Shyam Keshavmurthy, Chief Engineer at Perceptron, explains how PatSnap is helping the company stay on top of its rapidly evolving technology landscape
What does your role involve?
“I’m the chief engineer at Perceptron, in charge of developing new products, coming up with concepts for new products to meet market demands, proving that concepts work, and then getting them into the first round of production. That’s my role.”
What are the biggest challenges you’re facing?
“The big challenge I see is that technology development is incredibly fast right now, and I’ve been in product development for the last 30 years. The pace has picked up significantly in the last five to six years. But getting information about your competition, getting information about what IP they have, and what projects they’re working on through IP is difficult.
It feels like everybody in R &D is moving at the same pace – it’s pretty much a “photo finish” situation. The difficulty then becomes how to innovate and stay up to date without putting your company or your intellectual property at risk – that’s the big challenge.”
Do you have any theories about why the innovation rate has accelerated?
“It’s just that customer product cycles have significantly shortened. For example, we serve automotive customers, and their product lifecycles have shortened significantly, and complexity has increased for them. So the demand for quick solutions that can solve a certain problem has significantly gone up.
It used to take 6-8 months for a solution to arrive on a shop floor. Customers would run a pilot for six months and then say “yes, this solves the problem”, then buy the product and implement it. So it would take almost 1 1/2 years before they’d have a robust solution.
Nowadays customers expect to have a solution that will work in a pilot form within say, two to three months. Then they want that solution to become a global solution in a matter of 6 to 8 months. This basically accelerates the entire product development lifecycle for everybody who is serving that customer base.”
Are there any developments in R &D that are impacting your work right now?
“One thing we’re seeing more and more often is the cross-pollination of technologies. For example, somebody will develop a product using virtual reality (VR) somewhere, and we are able to take these kind of ideas and migrate them to production for our own applications.
For example, somebody needs to reduce defects in parts on the shop floor. So they take some of the tools developed for virtual reality and implement them into their solution. For the design studio guy, he just wears his goggles and figures out what kind of defects he can see on the surface, and he improves his design. So there is a lot of cross-pollination going on between various fields and that is really encouraging.”
How does PatSnap fit into your work?
“I’ve set up automated queries so that I can keep track of patents being filed in our technology areas, or applications that have been filed by our competition. I track it every fifteen days, and once a month I generate a report and look at it. If I see something interesting, I dig into it and understand if there’s overlap between the product development work we’re doing and what’s going on.
The second way I use it is when we are looking at possible solutions. I’ll give you an example. I’m looking for a solution to fix defects on parts. I know people have already developed visualization techniques, so I would start by running a query on just the visualization techniques and see which companies are present and focussing on those areas. For example, in the VR area we’d find companies like Microsoft and Google – then I can query the patents and understand what innovations they have in that area.”

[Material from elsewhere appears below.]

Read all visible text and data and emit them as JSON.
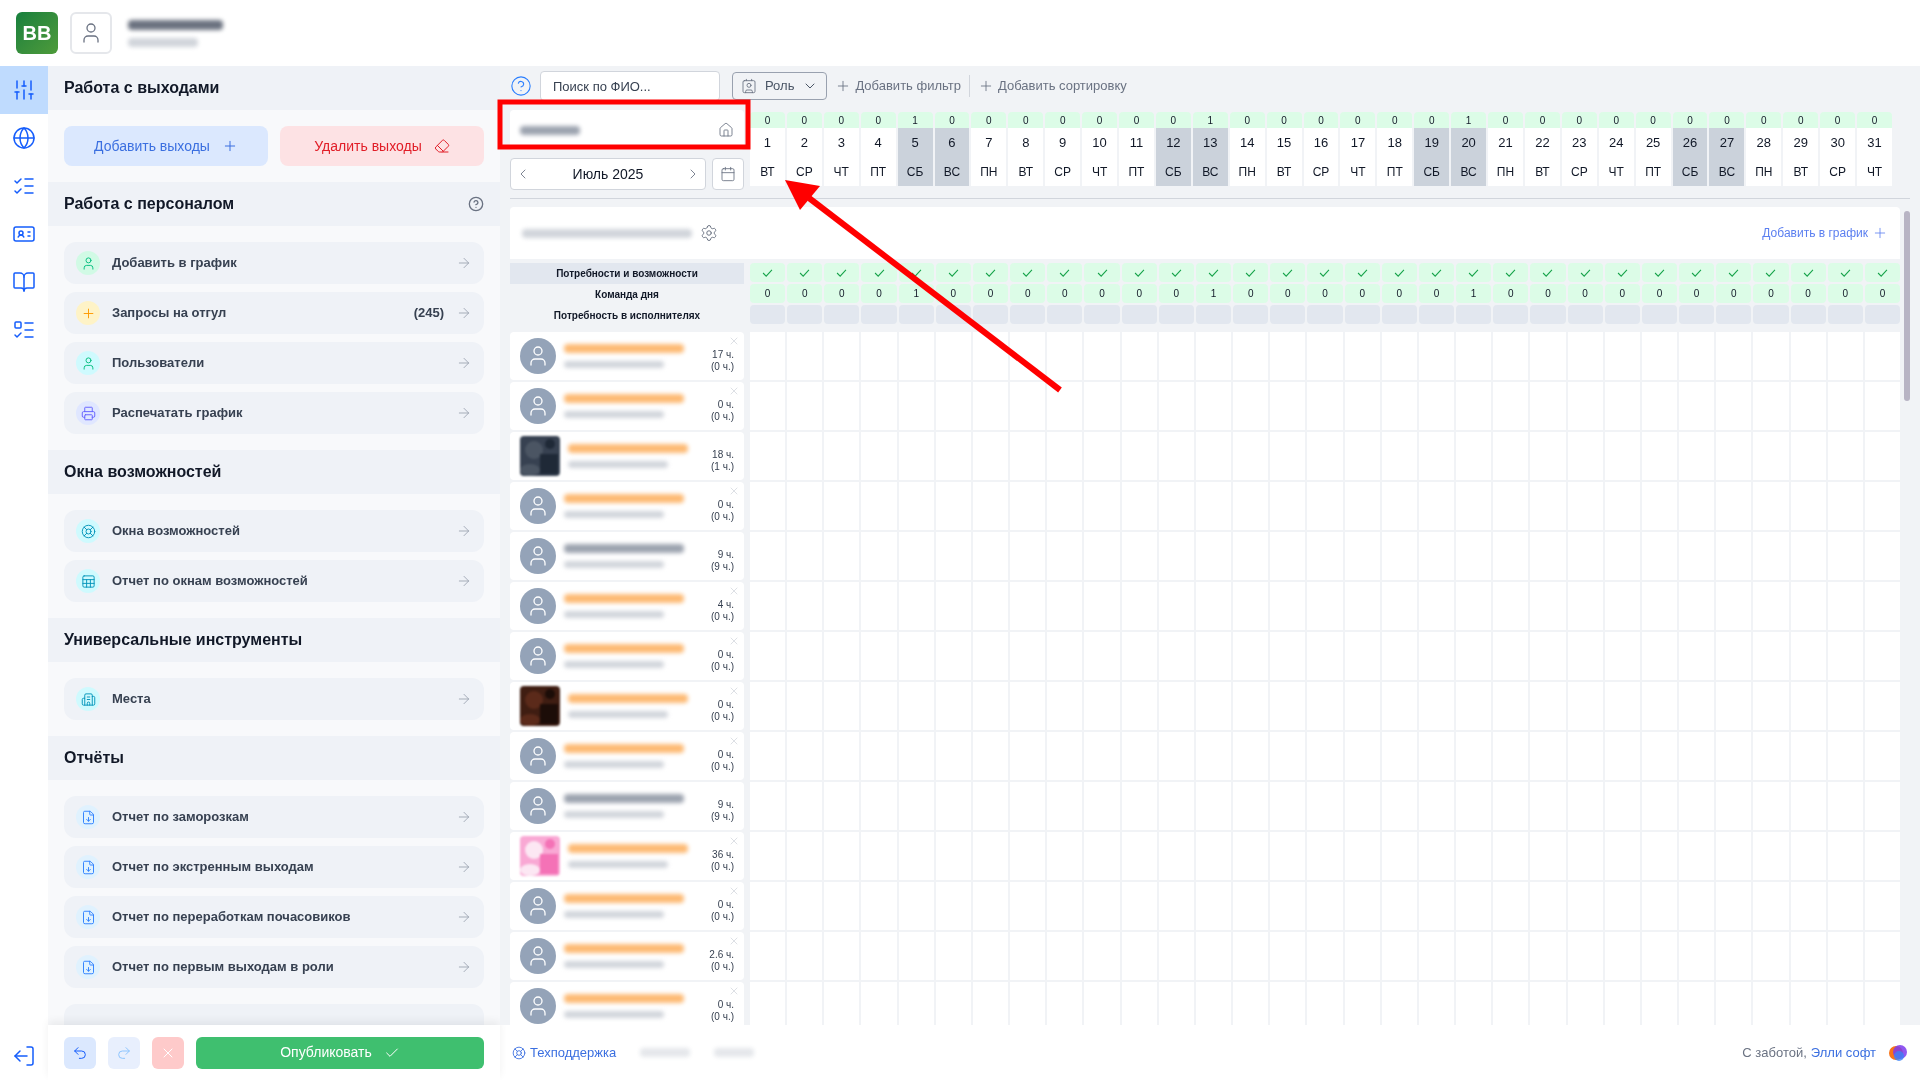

Are there ways that you measure how much of an improvement PatSnap is from how things were before?
“Yes! The biggest measure for me is how much money we’re spending on legal fees.
Previously, once I’d done a preliminary search on the USPTO website, our lawyers would go on and do the detailed search. That would take a few days, then they’d give me a big folder filled with a bunch of patents for me to read. That’s how it used to work. Now I don’t have to do that. I can do it myself. Especially if I use the correct IPC, I can pretty much zoom in on what I want to do. That saves me quite a bit of time and money for the company.
If some of the sales or marketing team members want information on a company or technology, that would have taken me a couple of days because I’d go in and get the PDFs, read through the PDFs, and then look for the keywords and claims. Then I’d sort them out, stack them together, and then produce the report. Now, it’s quite automated so I can just run my queries and at the end of the day I download only the important patents that are relevant to the project.”
Are there personal drivers behind what you’re doing? Why this is so important to you?
“The way I look at it, it’s kind of like I’m a carpenter. A carpenter is passionate about creating beautiful work. When people take a look at his work, at the furniture or the things that he has built, they are happy to see it and they say “good work” – and he’s proud of it. It’s the same for me. This is my trade, I look at R &D as my trade. I don’t know how long I’ve been doing it, but that’s what gets me going every day.”